I’m writing this because I’ve just read Roger Ebert’s review of Green Zone, which he calls “one more element in the new narrative that has gradually emerged about Iraq, the dawning realization that we went to war under false pretenses.” I’m not sure that realization is just now dawning; to a lot of people the idea of hidden weapons of mass destruction seemed shaky at the time, both as a fact on the ground and as a justification for the invasion. Some of us who weren’t outraged by the invasion thought Tony Blair was making a far better case for it than George W. Bush was; Saddam Hussein was the sort of sadistically brutal, totally untrustworthy, aggrandizing tyrant who poisons not only a country but a region, and who must be removed if that region is ever to function in a way approximating normality. The USA has a history — and perhaps we should be proud we're so pacific — of letting such tyrants be, even doing business with them. Unless they’re communists, or attack us first. Bush really had to strain to implicate Saddam in the 9/11 attacks, but as he strained he winked — though that was probably just my imagination. Where Bush lost a lot of us wasn’t in going into Iraq; it was doing it in such a half-assed way: like a drunk frat pledge sneaking into the dean’s office, he had no idea what to do next once he got there.
How important are pretexts to the wars fought in response to them? There’s always some incident, some insult, some intolerability that lights the kindling. American went into Vietnam with both feet after the North Vietnamese attacked two of our destroyers in what’s remembered as the Tonkin Gulf incident. But the second attack — the one that saw America leap to its feet sputtering “That’s it; we’ve had enough!” — never happened. The destroyer Turner Joy was not attacked for hours on end by North Vietnamese torpedo boats; in rough weather, the destroyer’s radar operators were misreading the blips on their radar. No one knew this with more clarity than James Bond Stockdale, who was overhead in an F-8 with orders to blow the nonexistent torpedo boats out of the water. He’d eventually receive the Medal of Honor for his valor as a POW. He attempted suicide, preferring death to what he saw as the likely alternative, which was continuing to be tortured until he eventually buckled under and revealed that he knew America was in the war under a false pretext. Stockdale had no desire in be exploited for propaganda; he was in the war with both feet himself, however it began.
Wars aren’t about the reasons they began. World War I wasn’t fought to avenge a dead archduke. If Green Zone wishes to be about the pretense that got us mired in Iraq, that’s fine, that’s its business.

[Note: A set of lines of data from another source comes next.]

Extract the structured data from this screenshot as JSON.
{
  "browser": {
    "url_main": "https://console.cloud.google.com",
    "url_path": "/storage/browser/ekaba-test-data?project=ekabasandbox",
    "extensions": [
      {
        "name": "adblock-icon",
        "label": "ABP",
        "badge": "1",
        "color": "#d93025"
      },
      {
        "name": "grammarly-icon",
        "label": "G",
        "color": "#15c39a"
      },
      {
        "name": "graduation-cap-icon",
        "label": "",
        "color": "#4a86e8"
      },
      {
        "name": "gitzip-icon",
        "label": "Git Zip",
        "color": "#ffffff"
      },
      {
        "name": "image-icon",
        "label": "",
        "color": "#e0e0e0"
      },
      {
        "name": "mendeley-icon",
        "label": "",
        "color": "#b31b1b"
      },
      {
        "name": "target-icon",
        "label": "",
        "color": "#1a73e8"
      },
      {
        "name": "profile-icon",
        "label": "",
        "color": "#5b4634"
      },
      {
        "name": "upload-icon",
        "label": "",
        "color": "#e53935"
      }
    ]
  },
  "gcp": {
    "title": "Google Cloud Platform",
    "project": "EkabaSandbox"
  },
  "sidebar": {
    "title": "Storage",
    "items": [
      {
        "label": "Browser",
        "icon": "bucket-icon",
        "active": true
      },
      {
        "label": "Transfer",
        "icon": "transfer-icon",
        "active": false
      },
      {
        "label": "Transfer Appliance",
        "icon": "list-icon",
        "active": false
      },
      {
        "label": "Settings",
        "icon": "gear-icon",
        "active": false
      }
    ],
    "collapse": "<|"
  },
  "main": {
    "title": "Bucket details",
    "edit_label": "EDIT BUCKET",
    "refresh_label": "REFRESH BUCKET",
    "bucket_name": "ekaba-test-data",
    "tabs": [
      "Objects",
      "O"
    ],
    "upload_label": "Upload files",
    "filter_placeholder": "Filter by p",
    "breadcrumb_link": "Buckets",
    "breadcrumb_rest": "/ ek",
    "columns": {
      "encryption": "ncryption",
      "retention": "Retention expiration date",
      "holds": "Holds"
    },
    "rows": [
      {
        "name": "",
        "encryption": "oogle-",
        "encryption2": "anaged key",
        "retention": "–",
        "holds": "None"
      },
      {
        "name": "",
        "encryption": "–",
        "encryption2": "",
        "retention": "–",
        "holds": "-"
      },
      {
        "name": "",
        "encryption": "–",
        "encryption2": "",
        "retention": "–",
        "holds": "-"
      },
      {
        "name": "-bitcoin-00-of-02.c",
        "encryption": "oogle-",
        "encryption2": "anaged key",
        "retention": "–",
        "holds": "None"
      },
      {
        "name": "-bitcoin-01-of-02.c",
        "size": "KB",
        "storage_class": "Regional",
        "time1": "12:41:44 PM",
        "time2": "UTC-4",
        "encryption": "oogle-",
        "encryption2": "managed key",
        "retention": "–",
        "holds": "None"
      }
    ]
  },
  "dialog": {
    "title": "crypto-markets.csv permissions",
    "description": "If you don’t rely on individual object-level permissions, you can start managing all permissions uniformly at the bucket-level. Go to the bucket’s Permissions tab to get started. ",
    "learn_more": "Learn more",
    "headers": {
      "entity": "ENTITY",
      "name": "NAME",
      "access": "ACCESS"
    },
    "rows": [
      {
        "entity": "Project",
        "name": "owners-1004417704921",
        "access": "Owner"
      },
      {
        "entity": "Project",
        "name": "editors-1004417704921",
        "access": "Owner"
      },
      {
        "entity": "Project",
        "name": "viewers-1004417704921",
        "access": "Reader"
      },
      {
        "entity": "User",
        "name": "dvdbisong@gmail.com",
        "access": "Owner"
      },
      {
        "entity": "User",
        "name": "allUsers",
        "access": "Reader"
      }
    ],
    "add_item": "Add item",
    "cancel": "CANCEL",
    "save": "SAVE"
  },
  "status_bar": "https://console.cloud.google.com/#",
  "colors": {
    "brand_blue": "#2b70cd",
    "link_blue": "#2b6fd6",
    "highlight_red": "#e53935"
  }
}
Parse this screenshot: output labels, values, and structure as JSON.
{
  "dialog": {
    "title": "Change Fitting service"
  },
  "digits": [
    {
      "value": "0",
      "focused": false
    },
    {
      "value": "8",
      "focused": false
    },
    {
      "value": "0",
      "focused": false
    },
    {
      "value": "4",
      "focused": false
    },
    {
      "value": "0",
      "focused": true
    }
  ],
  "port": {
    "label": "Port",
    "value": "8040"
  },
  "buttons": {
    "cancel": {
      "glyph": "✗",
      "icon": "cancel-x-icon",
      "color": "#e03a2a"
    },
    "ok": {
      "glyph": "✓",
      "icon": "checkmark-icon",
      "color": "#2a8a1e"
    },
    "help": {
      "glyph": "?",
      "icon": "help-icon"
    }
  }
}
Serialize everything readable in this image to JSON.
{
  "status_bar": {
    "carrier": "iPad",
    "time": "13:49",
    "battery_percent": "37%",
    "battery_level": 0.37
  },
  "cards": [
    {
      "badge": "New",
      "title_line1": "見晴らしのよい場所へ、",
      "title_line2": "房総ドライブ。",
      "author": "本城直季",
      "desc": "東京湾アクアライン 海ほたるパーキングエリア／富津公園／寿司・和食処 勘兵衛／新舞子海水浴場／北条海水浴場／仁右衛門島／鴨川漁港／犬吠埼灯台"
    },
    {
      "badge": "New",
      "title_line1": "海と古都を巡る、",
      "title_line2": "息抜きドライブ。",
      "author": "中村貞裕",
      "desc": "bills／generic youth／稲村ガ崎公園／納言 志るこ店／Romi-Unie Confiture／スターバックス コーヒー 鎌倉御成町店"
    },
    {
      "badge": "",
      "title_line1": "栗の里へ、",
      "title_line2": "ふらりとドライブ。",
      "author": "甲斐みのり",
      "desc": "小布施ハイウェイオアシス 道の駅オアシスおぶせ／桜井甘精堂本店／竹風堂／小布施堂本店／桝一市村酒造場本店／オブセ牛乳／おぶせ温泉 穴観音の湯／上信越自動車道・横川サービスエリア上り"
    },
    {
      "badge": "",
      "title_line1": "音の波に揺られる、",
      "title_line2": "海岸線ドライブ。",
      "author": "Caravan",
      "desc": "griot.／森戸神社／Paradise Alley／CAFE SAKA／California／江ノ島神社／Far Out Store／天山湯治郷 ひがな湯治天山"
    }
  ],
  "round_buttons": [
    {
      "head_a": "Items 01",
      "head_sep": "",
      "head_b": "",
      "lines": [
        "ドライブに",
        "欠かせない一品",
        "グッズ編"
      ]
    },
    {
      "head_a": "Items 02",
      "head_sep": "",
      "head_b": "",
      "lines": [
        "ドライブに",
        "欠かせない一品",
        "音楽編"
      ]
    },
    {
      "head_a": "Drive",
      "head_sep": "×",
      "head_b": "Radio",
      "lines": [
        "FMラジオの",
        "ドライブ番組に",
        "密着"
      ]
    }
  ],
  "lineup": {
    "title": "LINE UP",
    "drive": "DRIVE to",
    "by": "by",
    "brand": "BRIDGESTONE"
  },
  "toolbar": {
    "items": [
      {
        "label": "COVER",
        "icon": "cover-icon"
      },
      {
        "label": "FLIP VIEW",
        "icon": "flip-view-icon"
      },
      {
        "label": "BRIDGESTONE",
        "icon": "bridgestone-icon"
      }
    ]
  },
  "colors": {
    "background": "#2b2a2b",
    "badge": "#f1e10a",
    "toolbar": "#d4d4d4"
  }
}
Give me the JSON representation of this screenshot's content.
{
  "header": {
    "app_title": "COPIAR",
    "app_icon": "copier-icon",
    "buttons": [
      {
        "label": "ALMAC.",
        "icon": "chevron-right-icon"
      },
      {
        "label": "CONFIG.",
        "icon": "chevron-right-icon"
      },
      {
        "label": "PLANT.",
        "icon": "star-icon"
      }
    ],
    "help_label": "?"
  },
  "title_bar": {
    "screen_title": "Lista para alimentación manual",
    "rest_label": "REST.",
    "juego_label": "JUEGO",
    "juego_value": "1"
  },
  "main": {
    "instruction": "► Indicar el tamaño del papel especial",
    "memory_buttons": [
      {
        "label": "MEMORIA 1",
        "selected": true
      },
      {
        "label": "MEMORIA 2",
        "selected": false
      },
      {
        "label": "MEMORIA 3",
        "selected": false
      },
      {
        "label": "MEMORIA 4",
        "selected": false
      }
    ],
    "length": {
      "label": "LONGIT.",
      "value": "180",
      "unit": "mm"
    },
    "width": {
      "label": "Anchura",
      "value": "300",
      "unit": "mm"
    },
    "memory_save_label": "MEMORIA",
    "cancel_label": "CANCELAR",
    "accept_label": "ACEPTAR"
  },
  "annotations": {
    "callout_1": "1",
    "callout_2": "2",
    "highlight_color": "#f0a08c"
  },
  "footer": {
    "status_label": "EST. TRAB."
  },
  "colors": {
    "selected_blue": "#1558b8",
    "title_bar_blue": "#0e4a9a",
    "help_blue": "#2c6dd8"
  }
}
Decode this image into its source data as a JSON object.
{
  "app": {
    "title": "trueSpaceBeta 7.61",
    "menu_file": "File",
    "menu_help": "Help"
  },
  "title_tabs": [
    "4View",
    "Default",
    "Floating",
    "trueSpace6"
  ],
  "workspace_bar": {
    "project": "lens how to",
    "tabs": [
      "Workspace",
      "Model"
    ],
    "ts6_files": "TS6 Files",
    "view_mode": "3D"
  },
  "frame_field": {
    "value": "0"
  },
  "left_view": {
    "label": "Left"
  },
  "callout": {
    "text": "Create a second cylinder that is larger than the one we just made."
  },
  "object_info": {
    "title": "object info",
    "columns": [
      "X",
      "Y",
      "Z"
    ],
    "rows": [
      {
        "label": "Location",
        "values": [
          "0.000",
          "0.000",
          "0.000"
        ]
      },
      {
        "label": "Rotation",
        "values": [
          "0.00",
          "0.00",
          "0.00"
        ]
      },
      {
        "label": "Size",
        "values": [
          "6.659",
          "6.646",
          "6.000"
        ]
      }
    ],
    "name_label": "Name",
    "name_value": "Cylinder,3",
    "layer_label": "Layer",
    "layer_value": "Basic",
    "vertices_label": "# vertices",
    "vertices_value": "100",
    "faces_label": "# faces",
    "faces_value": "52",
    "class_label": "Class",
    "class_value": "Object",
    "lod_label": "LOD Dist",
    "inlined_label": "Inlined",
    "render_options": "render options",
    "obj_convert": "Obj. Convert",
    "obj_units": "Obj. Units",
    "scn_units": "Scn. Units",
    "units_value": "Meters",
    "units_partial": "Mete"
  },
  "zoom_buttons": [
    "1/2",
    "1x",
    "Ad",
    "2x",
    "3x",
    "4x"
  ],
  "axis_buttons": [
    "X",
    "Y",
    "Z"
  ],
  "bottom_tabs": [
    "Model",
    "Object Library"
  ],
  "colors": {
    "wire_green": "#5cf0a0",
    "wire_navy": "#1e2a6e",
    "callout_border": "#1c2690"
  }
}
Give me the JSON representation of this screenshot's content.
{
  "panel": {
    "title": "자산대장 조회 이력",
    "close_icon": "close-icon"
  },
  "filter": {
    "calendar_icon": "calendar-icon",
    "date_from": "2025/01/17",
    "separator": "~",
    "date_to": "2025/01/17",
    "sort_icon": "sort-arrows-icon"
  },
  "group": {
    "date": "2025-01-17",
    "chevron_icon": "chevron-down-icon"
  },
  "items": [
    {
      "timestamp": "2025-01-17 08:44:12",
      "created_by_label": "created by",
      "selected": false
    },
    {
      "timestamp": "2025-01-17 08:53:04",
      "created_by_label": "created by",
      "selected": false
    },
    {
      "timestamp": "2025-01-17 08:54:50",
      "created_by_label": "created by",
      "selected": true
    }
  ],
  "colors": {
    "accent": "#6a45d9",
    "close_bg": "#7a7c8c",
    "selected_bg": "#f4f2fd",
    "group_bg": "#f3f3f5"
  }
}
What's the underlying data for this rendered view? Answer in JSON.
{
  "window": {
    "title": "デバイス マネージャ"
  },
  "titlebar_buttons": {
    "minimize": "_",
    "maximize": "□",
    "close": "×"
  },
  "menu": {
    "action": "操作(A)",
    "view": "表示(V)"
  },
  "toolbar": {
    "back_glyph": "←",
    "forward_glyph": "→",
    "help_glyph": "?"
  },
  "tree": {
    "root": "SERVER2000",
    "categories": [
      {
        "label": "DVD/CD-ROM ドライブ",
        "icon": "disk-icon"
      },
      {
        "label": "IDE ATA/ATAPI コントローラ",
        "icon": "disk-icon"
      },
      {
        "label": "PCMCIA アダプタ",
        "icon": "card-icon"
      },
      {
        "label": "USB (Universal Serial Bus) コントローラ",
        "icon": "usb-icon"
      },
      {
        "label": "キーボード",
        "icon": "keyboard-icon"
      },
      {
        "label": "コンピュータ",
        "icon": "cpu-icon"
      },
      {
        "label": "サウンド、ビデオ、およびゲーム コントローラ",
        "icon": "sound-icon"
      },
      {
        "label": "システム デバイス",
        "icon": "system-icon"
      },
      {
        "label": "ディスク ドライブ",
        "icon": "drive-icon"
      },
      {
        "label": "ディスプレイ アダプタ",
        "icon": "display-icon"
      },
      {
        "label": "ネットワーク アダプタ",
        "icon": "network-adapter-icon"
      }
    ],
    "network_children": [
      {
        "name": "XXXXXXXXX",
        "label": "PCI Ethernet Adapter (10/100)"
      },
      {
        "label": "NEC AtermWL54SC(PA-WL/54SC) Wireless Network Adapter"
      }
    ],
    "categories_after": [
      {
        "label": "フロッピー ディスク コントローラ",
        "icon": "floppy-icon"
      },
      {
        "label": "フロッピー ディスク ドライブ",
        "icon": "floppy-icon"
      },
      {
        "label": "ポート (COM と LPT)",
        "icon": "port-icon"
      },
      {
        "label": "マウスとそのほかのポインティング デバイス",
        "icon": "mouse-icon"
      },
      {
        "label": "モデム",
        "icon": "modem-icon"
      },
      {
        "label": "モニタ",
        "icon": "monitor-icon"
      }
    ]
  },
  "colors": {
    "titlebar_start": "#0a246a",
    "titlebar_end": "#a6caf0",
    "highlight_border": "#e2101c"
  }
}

But I’m glad Ebert gives it four stars because it succeeds as a thriller, not as a revelation. It’s easy to overestimate revelations, both as to the extent they tell what we didn’t already know and as to the extent we care.